WORK INSTRUCTION: The expected answer is every line of the material that contains the word "videojuicer".

MATERIAL SHOWN:
......

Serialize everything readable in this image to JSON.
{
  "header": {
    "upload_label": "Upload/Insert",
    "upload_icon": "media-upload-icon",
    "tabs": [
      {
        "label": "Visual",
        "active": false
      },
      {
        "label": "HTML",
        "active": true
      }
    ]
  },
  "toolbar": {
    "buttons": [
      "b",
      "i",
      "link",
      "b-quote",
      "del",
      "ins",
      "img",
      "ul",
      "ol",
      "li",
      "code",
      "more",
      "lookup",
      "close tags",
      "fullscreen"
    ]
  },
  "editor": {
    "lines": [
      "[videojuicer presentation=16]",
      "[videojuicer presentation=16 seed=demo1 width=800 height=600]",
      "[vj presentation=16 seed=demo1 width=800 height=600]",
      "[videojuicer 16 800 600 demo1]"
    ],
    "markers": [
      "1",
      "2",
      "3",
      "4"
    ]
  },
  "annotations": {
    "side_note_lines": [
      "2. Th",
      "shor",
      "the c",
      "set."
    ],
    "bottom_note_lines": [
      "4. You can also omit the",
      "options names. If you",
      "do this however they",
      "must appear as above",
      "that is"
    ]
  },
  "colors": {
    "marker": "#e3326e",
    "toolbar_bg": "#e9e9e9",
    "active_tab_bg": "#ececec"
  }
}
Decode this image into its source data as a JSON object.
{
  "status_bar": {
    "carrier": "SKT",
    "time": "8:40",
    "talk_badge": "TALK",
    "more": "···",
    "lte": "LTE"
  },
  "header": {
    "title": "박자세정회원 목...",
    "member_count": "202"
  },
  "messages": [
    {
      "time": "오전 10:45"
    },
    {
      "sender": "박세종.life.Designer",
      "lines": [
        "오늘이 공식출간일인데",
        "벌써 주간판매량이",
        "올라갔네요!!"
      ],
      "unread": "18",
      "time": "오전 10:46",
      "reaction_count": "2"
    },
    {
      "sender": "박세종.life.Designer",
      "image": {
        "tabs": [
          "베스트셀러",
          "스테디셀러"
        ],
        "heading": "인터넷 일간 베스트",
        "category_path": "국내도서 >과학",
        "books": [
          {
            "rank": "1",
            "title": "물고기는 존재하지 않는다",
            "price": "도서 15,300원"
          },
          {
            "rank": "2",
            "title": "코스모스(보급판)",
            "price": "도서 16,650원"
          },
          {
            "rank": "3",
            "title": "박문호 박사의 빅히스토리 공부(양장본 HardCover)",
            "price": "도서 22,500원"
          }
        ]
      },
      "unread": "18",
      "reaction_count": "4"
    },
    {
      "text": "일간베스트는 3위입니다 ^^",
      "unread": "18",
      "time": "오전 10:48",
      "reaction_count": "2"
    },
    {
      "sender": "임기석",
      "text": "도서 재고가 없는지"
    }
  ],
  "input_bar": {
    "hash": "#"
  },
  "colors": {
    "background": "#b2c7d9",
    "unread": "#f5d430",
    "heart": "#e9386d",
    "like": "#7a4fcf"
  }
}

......

RESPONSE AREA:
      "[videojuicer presentation=16]",
      "[videojuicer presentation=16 seed=demo1 width=800 height=600]",
      "[videojuicer 16 800 600 demo1]"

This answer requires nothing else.